:: Aim of the task ::
From the first line to the last, retype everything below exactly, minus the pictures.
+++
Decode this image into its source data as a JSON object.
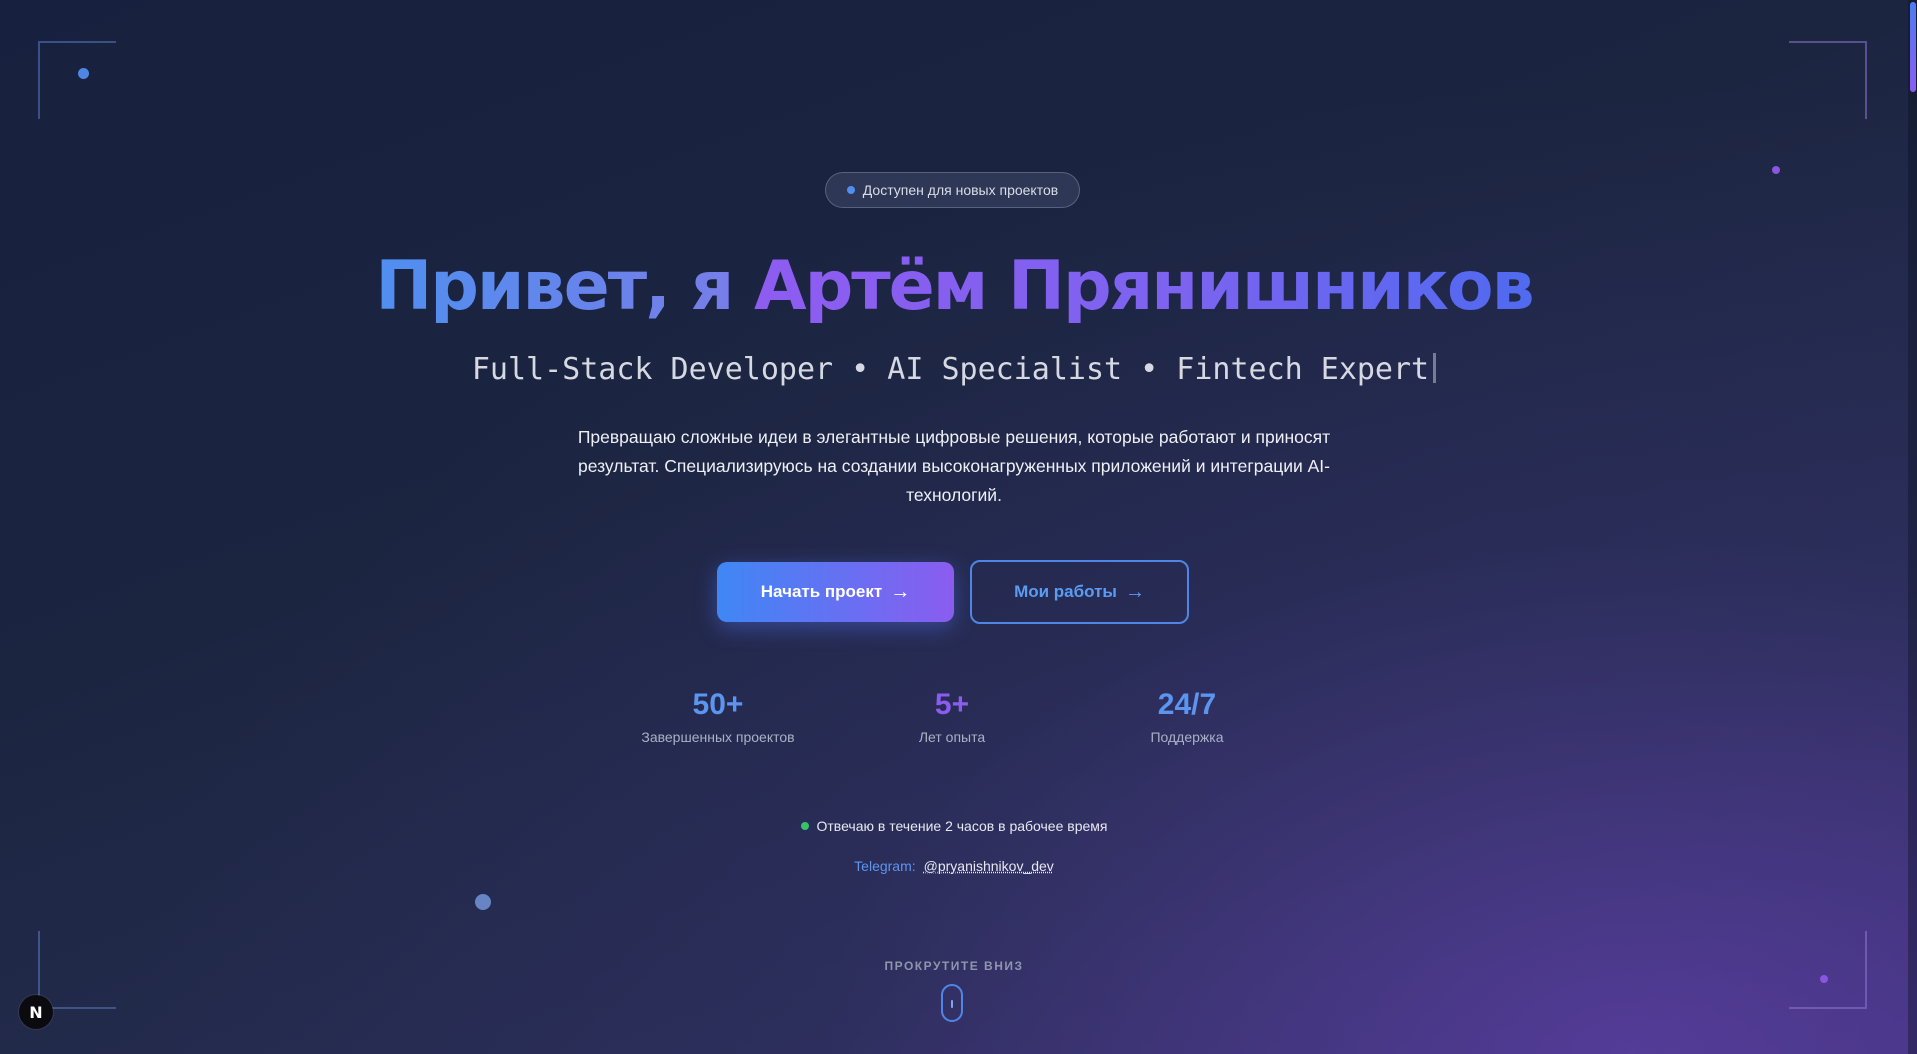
{
  "badge": {
    "text": "Доступен для новых проектов"
  },
  "hero": {
    "greeting": "Привет, я ",
    "name": "Артём Прянишников",
    "roles": "Full-Stack Developer • AI Specialist • Fintech Expert",
    "description": "Превращаю сложные идеи в элегантные цифровые решения, которые работают и приносят результат. Специализируюсь на создании высоконагруженных приложений и интеграции AI-технологий."
  },
  "buttons": {
    "primary": {
      "label": "Начать проект",
      "arrow": "→"
    },
    "secondary": {
      "label": "Мои работы",
      "arrow": "→"
    }
  },
  "stats": [
    {
      "value": "50+",
      "label": "Завершенных проектов"
    },
    {
      "value": "5+",
      "label": "Лет опыта"
    },
    {
      "value": "24/7",
      "label": "Поддержка"
    }
  ],
  "response": {
    "text": "Отвечаю в течение 2 часов в рабочее время"
  },
  "telegram": {
    "label": "Telegram:",
    "handle": "@pryanishnikov_dev"
  },
  "scroll_hint": {
    "text": "ПРОКРУТИТЕ ВНИЗ"
  },
  "dev_badge": {
    "text": "N"
  },
  "colors": {
    "accent_blue": "#4f8ff0",
    "accent_purple": "#8a5cf0",
    "status_green": "#37c26a",
    "background": "#1b2540"
  },
  "icons": {
    "status": "status-dot-icon",
    "online": "online-dot-icon",
    "arrow": "arrow-right-icon",
    "scroll": "mouse-scroll-icon"
  }
}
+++
:: Solved problem ::
Decode this image into its source data as a JSON object.
{
  "badge": {
    "text": "Доступен для новых проектов"
  },
  "hero": {
    "greeting": "Привет, я ",
    "name": "Артём Прянишников",
    "roles": "Full-Stack Developer • AI Specialist • Fintech Expert",
    "description": "Превращаю сложные идеи в элегантные цифровые решения, которые работают и приносят результат. Специализируюсь на создании высоконагруженных приложений и интеграции AI-технологий."
  },
  "buttons": {
    "primary": {
      "label": "Начать проект",
      "arrow": "→"
    },
    "secondary": {
      "label": "Мои работы",
      "arrow": "→"
    }
  },
  "stats": [
    {
      "value": "50+",
      "label": "Завершенных проектов"
    },
    {
      "value": "5+",
      "label": "Лет опыта"
    },
    {
      "value": "24/7",
      "label": "Поддержка"
    }
  ],
  "response": {
    "text": "Отвечаю в течение 2 часов в рабочее время"
  },
  "telegram": {
    "label": "Telegram:",
    "handle": "@pryanishnikov_dev"
  },
  "scroll_hint": {
    "text": "ПРОКРУТИТЕ ВНИЗ"
  },
  "dev_badge": {
    "text": "N"
  },
  "colors": {
    "accent_blue": "#4f8ff0",
    "accent_purple": "#8a5cf0",
    "status_green": "#37c26a",
    "background": "#1b2540"
  },
  "icons": {
    "status": "status-dot-icon",
    "online": "online-dot-icon",
    "arrow": "arrow-right-icon",
    "scroll": "mouse-scroll-icon"
  }
}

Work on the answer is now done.